_EXERCISE BRIEF_: From the first line to the last, print the data exactly as it appears.

Start of ENTRIES PROVIDED

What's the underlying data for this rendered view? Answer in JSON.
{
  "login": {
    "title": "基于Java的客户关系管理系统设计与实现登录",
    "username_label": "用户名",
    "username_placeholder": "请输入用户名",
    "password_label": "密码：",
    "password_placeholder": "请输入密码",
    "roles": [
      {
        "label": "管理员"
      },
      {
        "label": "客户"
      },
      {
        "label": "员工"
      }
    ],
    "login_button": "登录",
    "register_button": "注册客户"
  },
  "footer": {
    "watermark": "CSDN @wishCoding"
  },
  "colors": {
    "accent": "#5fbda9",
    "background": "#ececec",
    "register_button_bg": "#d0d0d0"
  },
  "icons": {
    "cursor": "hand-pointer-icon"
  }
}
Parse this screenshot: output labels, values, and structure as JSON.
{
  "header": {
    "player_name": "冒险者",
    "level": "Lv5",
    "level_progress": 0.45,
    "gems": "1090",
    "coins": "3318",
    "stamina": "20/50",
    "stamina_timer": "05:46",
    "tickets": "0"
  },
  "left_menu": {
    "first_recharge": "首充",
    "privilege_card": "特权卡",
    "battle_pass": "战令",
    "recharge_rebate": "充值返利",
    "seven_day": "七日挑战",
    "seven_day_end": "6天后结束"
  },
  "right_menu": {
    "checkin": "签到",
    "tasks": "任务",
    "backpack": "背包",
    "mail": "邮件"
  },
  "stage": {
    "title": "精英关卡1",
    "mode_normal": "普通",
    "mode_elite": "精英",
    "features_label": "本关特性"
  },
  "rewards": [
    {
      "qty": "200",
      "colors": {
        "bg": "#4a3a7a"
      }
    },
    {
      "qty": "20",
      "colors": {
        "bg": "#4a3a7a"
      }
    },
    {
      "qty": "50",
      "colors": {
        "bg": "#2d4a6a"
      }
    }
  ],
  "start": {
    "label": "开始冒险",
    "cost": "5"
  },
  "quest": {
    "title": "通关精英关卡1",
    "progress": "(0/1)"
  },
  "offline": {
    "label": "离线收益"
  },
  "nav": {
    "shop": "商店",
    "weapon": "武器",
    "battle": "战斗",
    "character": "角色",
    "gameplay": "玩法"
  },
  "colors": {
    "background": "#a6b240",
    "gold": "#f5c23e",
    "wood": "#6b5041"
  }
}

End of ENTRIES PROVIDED

_SOLUTION_:
What's the underlying data for this rendered view? Answer in JSON.
{
  "login": {
    "title": "基于Java的客户关系管理系统设计与实现登录",
    "username_label": "用户名",
    "username_placeholder": "请输入用户名",
    "password_label": "密码：",
    "password_placeholder": "请输入密码",
    "roles": [
      {
        "label": "管理员"
      },
      {
        "label": "客户"
      },
      {
        "label": "员工"
      }
    ],
    "login_button": "登录",
    "register_button": "注册客户"
  },
  "footer": {
    "watermark": "CSDN @wishCoding"
  },
  "colors": {
    "accent": "#5fbda9",
    "background": "#ececec",
    "register_button_bg": "#d0d0d0"
  },
  "icons": {
    "cursor": "hand-pointer-icon"
  }
}
Parse this screenshot: output labels, values, and structure as JSON.
{
  "header": {
    "player_name": "冒险者",
    "level": "Lv5",
    "level_progress": 0.45,
    "gems": "1090",
    "coins": "3318",
    "stamina": "20/50",
    "stamina_timer": "05:46",
    "tickets": "0"
  },
  "left_menu": {
    "first_recharge": "首充",
    "privilege_card": "特权卡",
    "battle_pass": "战令",
    "recharge_rebate": "充值返利",
    "seven_day": "七日挑战",
    "seven_day_end": "6天后结束"
  },
  "right_menu": {
    "checkin": "签到",
    "tasks": "任务",
    "backpack": "背包",
    "mail": "邮件"
  },
  "stage": {
    "title": "精英关卡1",
    "mode_normal": "普通",
    "mode_elite": "精英",
    "features_label": "本关特性"
  },
  "rewards": [
    {
      "qty": "200",
      "colors": {
        "bg": "#4a3a7a"
      }
    },
    {
      "qty": "20",
      "colors": {
        "bg": "#4a3a7a"
      }
    },
    {
      "qty": "50",
      "colors": {
        "bg": "#2d4a6a"
      }
    }
  ],
  "start": {
    "label": "开始冒险",
    "cost": "5"
  },
  "quest": {
    "title": "通关精英关卡1",
    "progress": "(0/1)"
  },
  "offline": {
    "label": "离线收益"
  },
  "nav": {
    "shop": "商店",
    "weapon": "武器",
    "battle": "战斗",
    "character": "角色",
    "gameplay": "玩法"
  },
  "colors": {
    "background": "#a6b240",
    "gold": "#f5c23e",
    "wood": "#6b5041"
  }
}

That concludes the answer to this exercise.